Some of the basic and essential ways to track your progress are as follows:
1. Revenue and Net Income –Always track and report the amount of income you produce, collect, and what remains after expenses. Comparisons against equivalent time periods or historical time frames is important information as well. Tracking is necessary whether income is coming in or not. It’s better to see the patterns and trends, even if they are bleak. Waiting to measure progress until you see it, delays the process. Trust me on this one. The temptation is real and so are the missed opportunities.
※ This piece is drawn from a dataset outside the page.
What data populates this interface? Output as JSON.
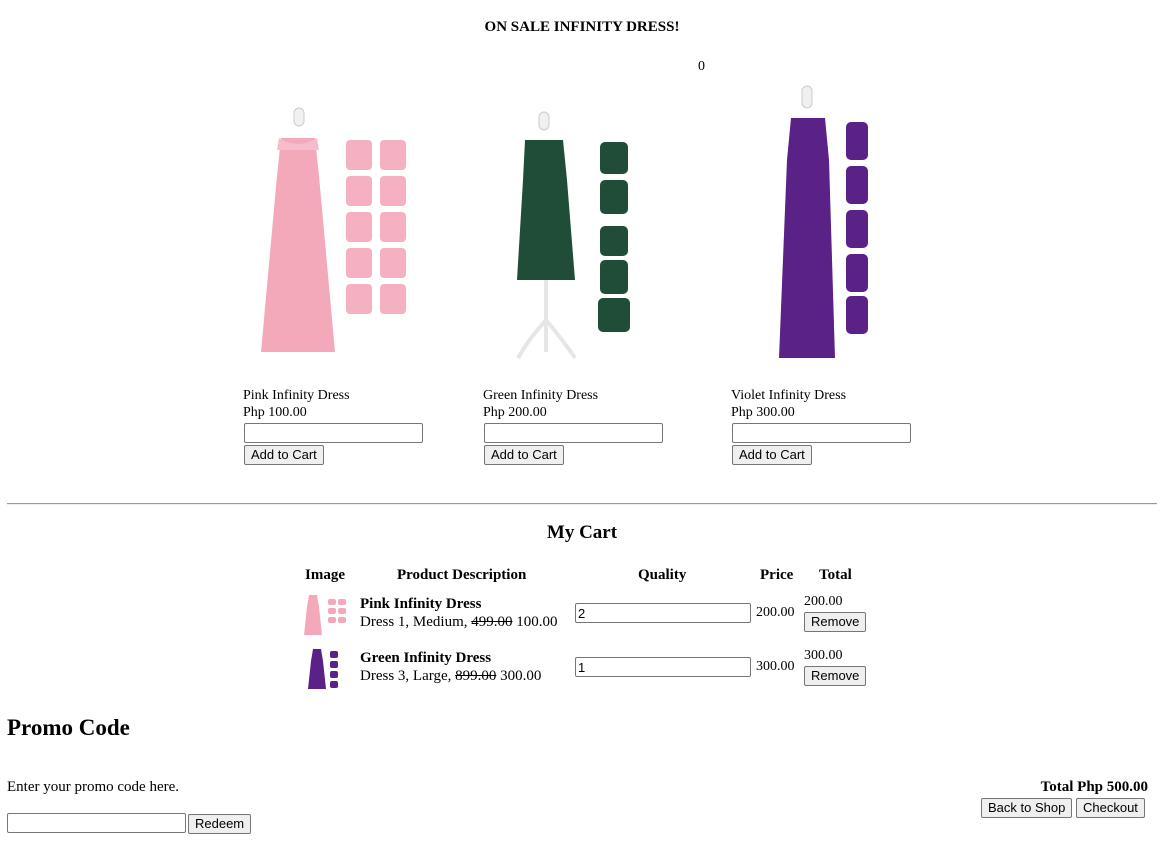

2. Cash Flow –Cash flow can be more mysterious than income or expense tracking. Observing your bank balances, and the fluctuations in available cash is extremely important. Poor cash flow is often the cause of stress in business. Can you keep and consistently raise a threshold or cushion in your accounts? Are you able to pay bills on time and in full? This is a big topic to cover. Find a couple of metrics that will indicate positive cash flow for you (paying yourself may be one for entrepreneurs starting out) and track those to begin. If farther along in your business, you can set higher cash flow standards and track more sophisticated numbers.
3. Products and Services –Tracking the number of clients you service or products you are selling against goals you have set is key. If you provide a mix of products and services, you will want to know the numbers for each of those and any patterns that show up in the purchasing of those products and services. Track the who, where, when, why and how of the sales you make.
4. Marketing –Marketing is rich with data to track and evaluate. So much so, that unless you love this process, you will be wise to find the key metrics to track, and may want to seek professional advice in this area. Online marketing platforms have their own analytics to use. However, there are many third-party data tracking companies that offer more independent information.
At a minimum, see how you are currently marketing and track the obvious numbers that will indicate success in your marketing strategy. If you are going to networking events, how many significant connections did you make? How many have you followed up with or met with? Has business or income been generated from the connections? Have there been other less tangible but still worthwhile benefits?
5. Customer Satisfaction – Tracking the satisfaction level and interests of your customers is an ongoing process. How often do you reach out to prior customers and in what way? What kind of future interaction do you hope to have with people who have engaged with you before? Can you gather information that would help you assess the general satisfaction level of the people you work with or the users of your products or services?
A word to those embarking on a career change. This journey can be a long one and is somewhat of a numbers game. So, tracking your actions is as important to your success and the speed with which you make this transition, as anything else.
Developing and executing strategies can be emotionally taxing when in the search for a new career. You may feel that you are “efforting” at this for hours each day. Measure your actual work time and track the results by monitoring the following each week:
How many resumes have you given out?
How many positions have you seen that were interesting and worth pursuing and what categories were they in?
How many interviews have you scheduled/done?
How many networking events attended/ significant connections made?
How many connections have you made on LinkedIn or messages sent?
Treating your job search like a job itself and measuring your actions, will keep it moving and progressing in a way that will yield so much more. It is a valuable indicator of how you are using your job search time.
The sooner you implement tracking mechanisms and measuring tools, the faster you will see your results (partly because you will actually be looking at them).
Setting up a one sheet with specific tracking points is a simple way to measure what matters to you without overwhelming yourself. Find your accountability partner and document the reward you are going to give yourself for tracking, regardless of the results, to avoid stagnation.